Dataset section start
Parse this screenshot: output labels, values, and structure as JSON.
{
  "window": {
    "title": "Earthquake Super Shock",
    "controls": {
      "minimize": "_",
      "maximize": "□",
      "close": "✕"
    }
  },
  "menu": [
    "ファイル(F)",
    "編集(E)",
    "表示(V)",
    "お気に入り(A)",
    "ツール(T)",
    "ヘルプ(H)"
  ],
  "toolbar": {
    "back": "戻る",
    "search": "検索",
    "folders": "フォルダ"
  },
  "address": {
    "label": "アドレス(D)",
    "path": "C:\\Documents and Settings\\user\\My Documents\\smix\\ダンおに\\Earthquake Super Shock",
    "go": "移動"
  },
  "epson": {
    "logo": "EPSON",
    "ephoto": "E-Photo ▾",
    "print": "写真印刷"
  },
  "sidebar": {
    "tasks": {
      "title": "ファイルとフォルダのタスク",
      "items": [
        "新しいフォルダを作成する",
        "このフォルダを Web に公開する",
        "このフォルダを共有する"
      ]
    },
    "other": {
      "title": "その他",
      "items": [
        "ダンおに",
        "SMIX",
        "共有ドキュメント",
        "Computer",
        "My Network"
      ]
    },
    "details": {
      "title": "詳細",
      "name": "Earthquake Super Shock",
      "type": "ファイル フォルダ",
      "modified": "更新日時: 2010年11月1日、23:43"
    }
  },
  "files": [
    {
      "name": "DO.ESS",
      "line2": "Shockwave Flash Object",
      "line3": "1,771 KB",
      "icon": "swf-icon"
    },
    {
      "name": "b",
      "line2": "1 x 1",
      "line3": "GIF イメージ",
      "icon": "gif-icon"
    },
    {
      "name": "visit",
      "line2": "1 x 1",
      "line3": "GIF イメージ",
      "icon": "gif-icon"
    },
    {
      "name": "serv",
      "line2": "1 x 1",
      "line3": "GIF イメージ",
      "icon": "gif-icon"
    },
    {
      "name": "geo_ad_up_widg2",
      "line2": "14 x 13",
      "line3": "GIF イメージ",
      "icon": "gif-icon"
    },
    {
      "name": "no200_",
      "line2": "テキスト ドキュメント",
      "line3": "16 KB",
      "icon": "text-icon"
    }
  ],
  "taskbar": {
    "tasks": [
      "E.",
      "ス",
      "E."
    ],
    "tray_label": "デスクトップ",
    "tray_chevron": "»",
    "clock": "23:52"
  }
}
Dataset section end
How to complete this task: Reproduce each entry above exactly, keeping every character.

Solution to this problem:
Parse this screenshot: output labels, values, and structure as JSON.
{
  "window": {
    "title": "Earthquake Super Shock",
    "controls": {
      "minimize": "_",
      "maximize": "□",
      "close": "✕"
    }
  },
  "menu": [
    "ファイル(F)",
    "編集(E)",
    "表示(V)",
    "お気に入り(A)",
    "ツール(T)",
    "ヘルプ(H)"
  ],
  "toolbar": {
    "back": "戻る",
    "search": "検索",
    "folders": "フォルダ"
  },
  "address": {
    "label": "アドレス(D)",
    "path": "C:\\Documents and Settings\\user\\My Documents\\smix\\ダンおに\\Earthquake Super Shock",
    "go": "移動"
  },
  "epson": {
    "logo": "EPSON",
    "ephoto": "E-Photo ▾",
    "print": "写真印刷"
  },
  "sidebar": {
    "tasks": {
      "title": "ファイルとフォルダのタスク",
      "items": [
        "新しいフォルダを作成する",
        "このフォルダを Web に公開する",
        "このフォルダを共有する"
      ]
    },
    "other": {
      "title": "その他",
      "items": [
        "ダンおに",
        "SMIX",
        "共有ドキュメント",
        "Computer",
        "My Network"
      ]
    },
    "details": {
      "title": "詳細",
      "name": "Earthquake Super Shock",
      "type": "ファイル フォルダ",
      "modified": "更新日時: 2010年11月1日、23:43"
    }
  },
  "files": [
    {
      "name": "DO.ESS",
      "line2": "Shockwave Flash Object",
      "line3": "1,771 KB",
      "icon": "swf-icon"
    },
    {
      "name": "b",
      "line2": "1 x 1",
      "line3": "GIF イメージ",
      "icon": "gif-icon"
    },
    {
      "name": "visit",
      "line2": "1 x 1",
      "line3": "GIF イメージ",
      "icon": "gif-icon"
    },
    {
      "name": "serv",
      "line2": "1 x 1",
      "line3": "GIF イメージ",
      "icon": "gif-icon"
    },
    {
      "name": "geo_ad_up_widg2",
      "line2": "14 x 13",
      "line3": "GIF イメージ",
      "icon": "gif-icon"
    },
    {
      "name": "no200_",
      "line2": "テキスト ドキュメント",
      "line3": "16 KB",
      "icon": "text-icon"
    }
  ],
  "taskbar": {
    "tasks": [
      "E.",
      "ス",
      "E."
    ],
    "tray_label": "デスクトップ",
    "tray_chevron": "»",
    "clock": "23:52"
  }
}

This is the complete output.